[Dataset rows describing interfaces]
□ □ □ □ □
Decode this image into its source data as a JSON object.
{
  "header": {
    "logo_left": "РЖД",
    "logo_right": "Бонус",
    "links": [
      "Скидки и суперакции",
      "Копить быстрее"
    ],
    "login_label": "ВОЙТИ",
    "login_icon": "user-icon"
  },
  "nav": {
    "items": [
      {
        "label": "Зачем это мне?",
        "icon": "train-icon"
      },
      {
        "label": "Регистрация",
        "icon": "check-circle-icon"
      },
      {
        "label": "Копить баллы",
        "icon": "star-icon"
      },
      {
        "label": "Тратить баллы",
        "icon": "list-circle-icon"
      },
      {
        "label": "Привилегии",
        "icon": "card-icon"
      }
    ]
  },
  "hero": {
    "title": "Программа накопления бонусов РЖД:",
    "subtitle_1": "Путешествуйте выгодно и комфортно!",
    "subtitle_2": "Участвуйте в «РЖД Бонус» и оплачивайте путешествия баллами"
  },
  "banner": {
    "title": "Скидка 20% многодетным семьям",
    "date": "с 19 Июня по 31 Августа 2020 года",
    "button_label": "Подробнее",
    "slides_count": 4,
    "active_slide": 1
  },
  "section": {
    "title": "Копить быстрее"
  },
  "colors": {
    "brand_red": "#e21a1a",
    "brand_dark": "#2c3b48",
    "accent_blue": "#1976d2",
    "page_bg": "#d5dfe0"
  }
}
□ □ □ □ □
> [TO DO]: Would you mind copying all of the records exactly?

> [OUTPUT OF THE TASK]:
Decode this image into its source data as a JSON object.
{
  "header": {
    "logo_left": "РЖД",
    "logo_right": "Бонус",
    "links": [
      "Скидки и суперакции",
      "Копить быстрее"
    ],
    "login_label": "ВОЙТИ",
    "login_icon": "user-icon"
  },
  "nav": {
    "items": [
      {
        "label": "Зачем это мне?",
        "icon": "train-icon"
      },
      {
        "label": "Регистрация",
        "icon": "check-circle-icon"
      },
      {
        "label": "Копить баллы",
        "icon": "star-icon"
      },
      {
        "label": "Тратить баллы",
        "icon": "list-circle-icon"
      },
      {
        "label": "Привилегии",
        "icon": "card-icon"
      }
    ]
  },
  "hero": {
    "title": "Программа накопления бонусов РЖД:",
    "subtitle_1": "Путешествуйте выгодно и комфортно!",
    "subtitle_2": "Участвуйте в «РЖД Бонус» и оплачивайте путешествия баллами"
  },
  "banner": {
    "title": "Скидка 20% многодетным семьям",
    "date": "с 19 Июня по 31 Августа 2020 года",
    "button_label": "Подробнее",
    "slides_count": 4,
    "active_slide": 1
  },
  "section": {
    "title": "Копить быстрее"
  },
  "colors": {
    "brand_red": "#e21a1a",
    "brand_dark": "#2c3b48",
    "accent_blue": "#1976d2",
    "page_bg": "#d5dfe0"
  }
}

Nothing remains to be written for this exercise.